[App and web page records]
────────────────────
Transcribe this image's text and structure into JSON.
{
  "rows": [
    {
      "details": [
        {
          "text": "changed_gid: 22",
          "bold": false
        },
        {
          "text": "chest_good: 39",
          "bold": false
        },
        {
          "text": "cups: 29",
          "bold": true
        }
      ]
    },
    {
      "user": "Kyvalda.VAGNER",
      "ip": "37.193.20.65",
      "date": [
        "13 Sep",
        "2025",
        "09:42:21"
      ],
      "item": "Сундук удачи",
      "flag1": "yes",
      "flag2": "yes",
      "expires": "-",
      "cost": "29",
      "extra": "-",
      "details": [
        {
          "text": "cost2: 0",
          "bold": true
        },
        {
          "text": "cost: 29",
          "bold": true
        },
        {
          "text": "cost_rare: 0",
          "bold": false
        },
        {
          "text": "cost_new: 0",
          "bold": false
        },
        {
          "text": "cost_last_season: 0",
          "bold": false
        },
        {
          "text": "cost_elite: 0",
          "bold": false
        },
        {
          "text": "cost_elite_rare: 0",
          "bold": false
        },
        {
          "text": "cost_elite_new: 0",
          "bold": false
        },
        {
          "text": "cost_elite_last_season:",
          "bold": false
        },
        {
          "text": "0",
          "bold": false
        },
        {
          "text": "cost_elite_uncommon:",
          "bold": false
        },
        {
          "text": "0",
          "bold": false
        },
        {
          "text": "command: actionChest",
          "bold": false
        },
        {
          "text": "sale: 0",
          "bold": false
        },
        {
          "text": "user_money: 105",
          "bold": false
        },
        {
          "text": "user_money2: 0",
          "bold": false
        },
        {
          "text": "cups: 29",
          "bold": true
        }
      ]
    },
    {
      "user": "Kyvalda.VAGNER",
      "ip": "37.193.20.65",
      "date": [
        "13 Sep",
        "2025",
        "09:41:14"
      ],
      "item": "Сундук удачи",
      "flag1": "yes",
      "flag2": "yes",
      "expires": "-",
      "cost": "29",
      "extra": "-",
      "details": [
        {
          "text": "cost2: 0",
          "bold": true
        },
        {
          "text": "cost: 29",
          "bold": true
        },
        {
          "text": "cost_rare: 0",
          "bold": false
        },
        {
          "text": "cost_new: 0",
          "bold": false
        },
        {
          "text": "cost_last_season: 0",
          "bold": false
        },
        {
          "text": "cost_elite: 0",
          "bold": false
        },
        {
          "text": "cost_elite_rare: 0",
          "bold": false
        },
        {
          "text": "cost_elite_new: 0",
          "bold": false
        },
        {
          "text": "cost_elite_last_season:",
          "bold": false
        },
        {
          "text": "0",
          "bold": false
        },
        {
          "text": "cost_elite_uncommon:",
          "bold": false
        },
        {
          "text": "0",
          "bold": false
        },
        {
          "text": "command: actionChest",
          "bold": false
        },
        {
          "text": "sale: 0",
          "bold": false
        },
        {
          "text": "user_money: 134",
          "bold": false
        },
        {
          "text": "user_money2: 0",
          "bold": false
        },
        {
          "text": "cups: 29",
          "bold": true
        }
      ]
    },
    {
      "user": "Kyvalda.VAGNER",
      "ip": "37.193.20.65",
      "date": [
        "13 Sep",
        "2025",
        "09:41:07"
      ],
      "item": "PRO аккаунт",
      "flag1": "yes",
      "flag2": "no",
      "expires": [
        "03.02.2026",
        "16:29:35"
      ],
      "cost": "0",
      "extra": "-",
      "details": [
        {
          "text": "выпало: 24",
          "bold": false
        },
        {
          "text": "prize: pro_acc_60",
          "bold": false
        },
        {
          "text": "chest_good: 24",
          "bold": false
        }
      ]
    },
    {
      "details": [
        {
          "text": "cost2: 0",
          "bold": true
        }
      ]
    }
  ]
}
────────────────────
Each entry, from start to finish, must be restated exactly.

Transcribe this image's text and structure into JSON.
{
  "rows": [
    {
      "details": [
        {
          "text": "changed_gid: 22",
          "bold": false
        },
        {
          "text": "chest_good: 39",
          "bold": false
        },
        {
          "text": "cups: 29",
          "bold": true
        }
      ]
    },
    {
      "user": "Kyvalda.VAGNER",
      "ip": "37.193.20.65",
      "date": [
        "13 Sep",
        "2025",
        "09:42:21"
      ],
      "item": "Сундук удачи",
      "flag1": "yes",
      "flag2": "yes",
      "expires": "-",
      "cost": "29",
      "extra": "-",
      "details": [
        {
          "text": "cost2: 0",
          "bold": true
        },
        {
          "text": "cost: 29",
          "bold": true
        },
        {
          "text": "cost_rare: 0",
          "bold": false
        },
        {
          "text": "cost_new: 0",
          "bold": false
        },
        {
          "text": "cost_last_season: 0",
          "bold": false
        },
        {
          "text": "cost_elite: 0",
          "bold": false
        },
        {
          "text": "cost_elite_rare: 0",
          "bold": false
        },
        {
          "text": "cost_elite_new: 0",
          "bold": false
        },
        {
          "text": "cost_elite_last_season:",
          "bold": false
        },
        {
          "text": "0",
          "bold": false
        },
        {
          "text": "cost_elite_uncommon:",
          "bold": false
        },
        {
          "text": "0",
          "bold": false
        },
        {
          "text": "command: actionChest",
          "bold": false
        },
        {
          "text": "sale: 0",
          "bold": false
        },
        {
          "text": "user_money: 105",
          "bold": false
        },
        {
          "text": "user_money2: 0",
          "bold": false
        },
        {
          "text": "cups: 29",
          "bold": true
        }
      ]
    },
    {
      "user": "Kyvalda.VAGNER",
      "ip": "37.193.20.65",
      "date": [
        "13 Sep",
        "2025",
        "09:41:14"
      ],
      "item": "Сундук удачи",
      "flag1": "yes",
      "flag2": "yes",
      "expires": "-",
      "cost": "29",
      "extra": "-",
      "details": [
        {
          "text": "cost2: 0",
          "bold": true
        },
        {
          "text": "cost: 29",
          "bold": true
        },
        {
          "text": "cost_rare: 0",
          "bold": false
        },
        {
          "text": "cost_new: 0",
          "bold": false
        },
        {
          "text": "cost_last_season: 0",
          "bold": false
        },
        {
          "text": "cost_elite: 0",
          "bold": false
        },
        {
          "text": "cost_elite_rare: 0",
          "bold": false
        },
        {
          "text": "cost_elite_new: 0",
          "bold": false
        },
        {
          "text": "cost_elite_last_season:",
          "bold": false
        },
        {
          "text": "0",
          "bold": false
        },
        {
          "text": "cost_elite_uncommon:",
          "bold": false
        },
        {
          "text": "0",
          "bold": false
        },
        {
          "text": "command: actionChest",
          "bold": false
        },
        {
          "text": "sale: 0",
          "bold": false
        },
        {
          "text": "user_money: 134",
          "bold": false
        },
        {
          "text": "user_money2: 0",
          "bold": false
        },
        {
          "text": "cups: 29",
          "bold": true
        }
      ]
    },
    {
      "user": "Kyvalda.VAGNER",
      "ip": "37.193.20.65",
      "date": [
        "13 Sep",
        "2025",
        "09:41:07"
      ],
      "item": "PRO аккаунт",
      "flag1": "yes",
      "flag2": "no",
      "expires": [
        "03.02.2026",
        "16:29:35"
      ],
      "cost": "0",
      "extra": "-",
      "details": [
        {
          "text": "выпало: 24",
          "bold": false
        },
        {
          "text": "prize: pro_acc_60",
          "bold": false
        },
        {
          "text": "chest_good: 24",
          "bold": false
        }
      ]
    },
    {
      "details": [
        {
          "text": "cost2: 0",
          "bold": true
        }
      ]
    }
  ]
}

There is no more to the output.